U.S. MALDIVIAN RELATIONS
The United States has friendly relations with the Republic of Maldives. The U.S. ambassador and some embassy staff in Sri Lanka are accredited to the Maldives and make periodic visits. The United States supports Maldivian independence and territorial integrity and publicly endorsed India's timely intervention on behalf of the Maldivian Government during the November 1988 coup attempt. U.S. Naval vessels have regularly called at Male' in recent years. The Maldives has extended strong support to U.S. efforts to combat terrorism and terrorist financing in 2001-02.

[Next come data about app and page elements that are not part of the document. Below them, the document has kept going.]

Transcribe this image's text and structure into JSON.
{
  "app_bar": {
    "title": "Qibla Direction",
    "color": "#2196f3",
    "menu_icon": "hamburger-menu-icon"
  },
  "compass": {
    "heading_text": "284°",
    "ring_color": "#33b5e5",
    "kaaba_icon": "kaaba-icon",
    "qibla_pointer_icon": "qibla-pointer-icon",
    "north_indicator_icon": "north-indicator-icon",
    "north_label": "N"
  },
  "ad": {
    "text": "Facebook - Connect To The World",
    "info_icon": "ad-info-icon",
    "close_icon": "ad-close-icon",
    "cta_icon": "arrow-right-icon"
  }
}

U.S. contributions to economic development in the Maldives have been made principally through international organization programs. Although no bilateral aid agreement exists between the two countries, the United States has directly funded training in airport management and narcotics interdiction and provided desktop computers for Maldivian customs, immigration, and drug-control efforts in recent years. The United States also trains a small number of Maldivian military personnel annually. About 10 U.S. citizens are resident in the Maldives; some 5,000 Americans visit the Maldives annually. The Maldives welcomes foreign investment, although the ambiguity of codified law acts as somewhat of a damper. Areas of opportunity for U.S. businesses include tourism, construction, and simple export-oriented manufacturing, such as garments and electrical appliance assembly. There is a shortage of local skilled labor, and most industrial labor has to be imported from Sri Lanka or elsewhere.
Principal U.S. Embassy Officials
Ambassador Jeffrey Lunstead (confirmed nominee to arrive August 30, 2003)
The U.S. Embassy in Sri Lanka is at 210 Galle Road, Colombo 3; tel: +94 (1) 244-8007; fax: +94 (1) 2437-345.
Note: Sri Lanka Telecom is planning to switch to a 7-digit system; as such, all Colombo numbers should be preceded by a "2" after 16 Aug 2003. If your call does not go through, try the original 6-digit number.
For the most current version of this Note, see Background Notes A-Z.